Duration 1h

With Karim Abdelaziz, Arthur Dumas, Agathe Fredonnet, Caroline Lerda et Charlotte Le Bras

Stage director Charlotte Le Bras
Assistant Caroline Lerda
Lighting design Nathan Teulade
Soundtrack Les Papavéracées
Additional musics Calico Skies Paul McCartney, Le Choeur des esclaves Giuseppe Verdi, MmmBop Hanson, S’il suffisait d’aimer Céline Dion, Partir Là-Bas La Petite Sirène, You shook me all night long ACDC, Lacrimosa Mozart, Small Town Boy Bronski Beat, Smells Like Teen Spirit Patti Smith (Nirvana Cover)

The play

CHILDHOOD(S) is the last play of our first work cycle. It comes after we “killed the actor” and after we “killed theater”. So, after that, we need to claim another possible way of being on a stage : joyful, committed, bold. But also, delicate. Going upstream the “great actors” of our time and upstream the non-professional actors propelled on stage - we made the collective experiment of becoming our very own “ready made”.


We didn’t make it unscathed from our encounters with the writings of Younes Amrani and Annie Ernaux.
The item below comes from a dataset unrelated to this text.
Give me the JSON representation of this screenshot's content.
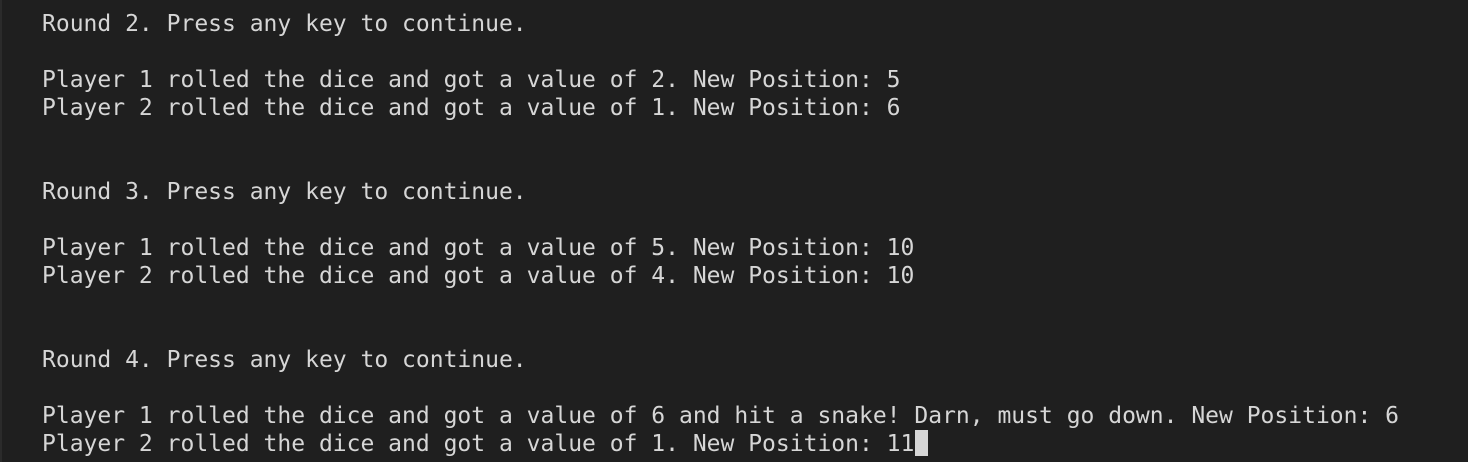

The “right” way of answering them is to do the same thing as them, with theater, our very own place. We are going to confront our own stories and our own writings, in an attempt to make a “common memory”. Childhood seems to be the right way of entering this piece of work. I have the feeling that stage writing will come before the text writing. I believe that it’s the right way to go when you work on childhood. Because if childhood is the body (the word child comes from the latin infans that means the one who does not speak yet), then, we will have to write with everything that makes the body (sensations, moves, shivers). The authors-actors will have to write with their “art of feeling” : playing. The words will come afterwards. But then, maybe, they will just be the right words of childhood(s). 

Charlotte Le Bras – September 2020


Les Papavéracées
Collective stage writing

An empty stage. In the background, at the border between life and theatre, 2 men and 3 women are waiting. They are dressed like children. The music starts and memory surfaces. There, in between revisited versions of the Disney « little mermaid » and Nirvana, we can see the draft of a theatrical selfportrait. The one of a generation born in the middle of the 1980's. It's funny, it's tragic, it's living – it reaches the soul and the body !